Birth of a Film Controversy
After watching a film clip from D. W. Griffith’s The Birth of a Nation, read the
following review, which ran in The New York Times on March 4, 1915. Discuss in
class The Times’ review, the basic plot of the movie, and Griffith’s contributions to
film history, as well as his racist portrayals in the movie.
“The Birth of a Nation”
Film Version of Dixon’s “The Clansman”
Presented at the Liberty.
“The Birth of a Nation,” an elaborate new motion picture taken on an ambitious scale,
was presented for the first time last evening at the Liberty Theatre. With the addition of
much preliminary historical matter, it is a film version of some of the melodramatic and
inflammatory material contained in “The Clansman,” by Thomas Dixon.
A great deal might be said concerning the spirit revealed in Mr. Dixon’s review of the
unhappy chapter of Reconstruction and concerning the sorry service rendered by its
plucking at old wounds. But of the film as a film, it may be reported simply that it is an
impressive new illustration of the scope of the motion picture camera.
An extraordinarily large number of people enter into this historical pageant, and some
of the scenes are most effective. The Civil War battle pictures, taken in panorama,
represent enormous effort and achieve a striking degree of success. One interesting

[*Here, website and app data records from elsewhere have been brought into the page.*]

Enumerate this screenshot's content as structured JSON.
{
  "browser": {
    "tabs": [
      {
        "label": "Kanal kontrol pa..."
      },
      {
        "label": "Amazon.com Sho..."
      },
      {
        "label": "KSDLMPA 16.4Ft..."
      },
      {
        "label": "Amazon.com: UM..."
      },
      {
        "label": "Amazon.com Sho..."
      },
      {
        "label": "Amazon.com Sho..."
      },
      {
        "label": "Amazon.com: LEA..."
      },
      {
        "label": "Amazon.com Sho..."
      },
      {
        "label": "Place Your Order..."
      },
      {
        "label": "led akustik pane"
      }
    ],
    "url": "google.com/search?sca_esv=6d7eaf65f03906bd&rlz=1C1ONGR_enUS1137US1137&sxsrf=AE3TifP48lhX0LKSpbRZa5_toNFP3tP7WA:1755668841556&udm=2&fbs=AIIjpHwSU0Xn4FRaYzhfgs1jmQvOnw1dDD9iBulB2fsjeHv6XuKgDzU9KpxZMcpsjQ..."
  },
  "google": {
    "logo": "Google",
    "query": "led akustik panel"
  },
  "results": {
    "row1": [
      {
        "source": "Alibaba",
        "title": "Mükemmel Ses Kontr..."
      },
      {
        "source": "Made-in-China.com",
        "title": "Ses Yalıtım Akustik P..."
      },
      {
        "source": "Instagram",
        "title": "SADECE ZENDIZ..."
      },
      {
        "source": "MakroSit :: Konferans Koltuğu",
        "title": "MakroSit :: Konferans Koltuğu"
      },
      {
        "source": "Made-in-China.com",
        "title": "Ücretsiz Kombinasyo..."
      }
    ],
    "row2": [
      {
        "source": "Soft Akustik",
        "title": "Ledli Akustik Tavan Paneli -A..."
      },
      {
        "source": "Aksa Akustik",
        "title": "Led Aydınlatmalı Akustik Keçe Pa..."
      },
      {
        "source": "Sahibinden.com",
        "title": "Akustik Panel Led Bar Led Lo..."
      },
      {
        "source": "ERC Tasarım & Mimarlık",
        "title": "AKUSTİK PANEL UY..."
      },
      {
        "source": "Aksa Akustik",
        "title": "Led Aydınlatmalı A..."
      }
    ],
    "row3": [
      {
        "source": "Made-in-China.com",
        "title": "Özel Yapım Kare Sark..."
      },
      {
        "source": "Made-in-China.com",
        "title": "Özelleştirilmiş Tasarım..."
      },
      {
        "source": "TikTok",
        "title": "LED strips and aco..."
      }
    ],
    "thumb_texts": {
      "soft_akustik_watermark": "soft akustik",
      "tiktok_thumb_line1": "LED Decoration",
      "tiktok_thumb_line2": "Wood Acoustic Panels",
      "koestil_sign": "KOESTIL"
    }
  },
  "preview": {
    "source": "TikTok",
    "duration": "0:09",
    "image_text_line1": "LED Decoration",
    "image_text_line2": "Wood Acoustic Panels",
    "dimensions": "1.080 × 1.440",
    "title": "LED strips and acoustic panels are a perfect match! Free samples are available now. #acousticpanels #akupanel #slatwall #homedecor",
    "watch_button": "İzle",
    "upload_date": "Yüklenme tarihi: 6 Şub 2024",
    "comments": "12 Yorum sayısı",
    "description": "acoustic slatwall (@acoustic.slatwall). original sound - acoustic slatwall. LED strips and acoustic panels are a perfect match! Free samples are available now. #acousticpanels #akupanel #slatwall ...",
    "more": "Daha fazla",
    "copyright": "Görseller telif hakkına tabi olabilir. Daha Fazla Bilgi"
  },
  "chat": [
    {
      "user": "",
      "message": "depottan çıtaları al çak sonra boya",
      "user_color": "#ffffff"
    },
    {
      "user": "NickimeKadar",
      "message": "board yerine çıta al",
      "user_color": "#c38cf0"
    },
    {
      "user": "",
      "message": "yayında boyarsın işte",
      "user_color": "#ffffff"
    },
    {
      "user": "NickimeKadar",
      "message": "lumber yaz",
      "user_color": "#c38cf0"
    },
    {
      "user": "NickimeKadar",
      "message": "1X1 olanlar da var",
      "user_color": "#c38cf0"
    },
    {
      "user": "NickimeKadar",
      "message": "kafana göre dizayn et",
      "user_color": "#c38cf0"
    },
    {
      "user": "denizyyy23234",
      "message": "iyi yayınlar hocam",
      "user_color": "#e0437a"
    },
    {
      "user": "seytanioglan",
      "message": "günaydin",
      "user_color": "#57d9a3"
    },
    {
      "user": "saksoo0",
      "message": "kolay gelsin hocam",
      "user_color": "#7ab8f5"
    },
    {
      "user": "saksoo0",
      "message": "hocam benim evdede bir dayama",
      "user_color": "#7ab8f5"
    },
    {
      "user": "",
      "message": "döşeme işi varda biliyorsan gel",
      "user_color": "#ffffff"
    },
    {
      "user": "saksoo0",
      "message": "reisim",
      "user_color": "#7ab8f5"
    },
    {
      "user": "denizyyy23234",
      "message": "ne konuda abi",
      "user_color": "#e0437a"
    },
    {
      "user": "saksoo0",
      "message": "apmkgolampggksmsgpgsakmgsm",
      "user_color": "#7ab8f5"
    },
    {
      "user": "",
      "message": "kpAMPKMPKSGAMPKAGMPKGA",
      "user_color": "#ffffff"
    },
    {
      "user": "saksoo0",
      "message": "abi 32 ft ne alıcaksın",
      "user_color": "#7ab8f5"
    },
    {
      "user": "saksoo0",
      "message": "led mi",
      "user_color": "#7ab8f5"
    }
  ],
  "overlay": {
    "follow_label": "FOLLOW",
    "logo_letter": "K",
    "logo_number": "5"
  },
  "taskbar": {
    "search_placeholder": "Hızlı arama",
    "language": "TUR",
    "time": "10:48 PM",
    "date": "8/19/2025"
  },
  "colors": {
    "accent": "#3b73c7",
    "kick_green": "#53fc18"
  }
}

scene stages a reproduction of the auditorium of Ford’s Theatre in Washington, and
shows on the screen the murder of Lincoln. In terms of purely pictorial value the best
work is done in those stretches of the film that follow the night riding of the men of the
Ku-Klux Klan, who look like a company of avenging spectral crusaders sweeping along
the moonlit roads.
“The Birth of a Nation,” which was prepared for the screen under the direction of D.
W. Griffith, takes a full evening for its unfolding and marks the advent of the two dollar
movie. That is the price set for the more advantageous seats in the rear of the Liberty’s
It was at this same theatre that the stage version of “The Clansman” had a brief run a
little more than nine years ago, as Mr. Dixon himself recalled in his curtain speech last
evening in the interval between the two acts. Mr. Dixon also observed that he would
have allowed none but the son of a Confederate soldier to direct the film version of “The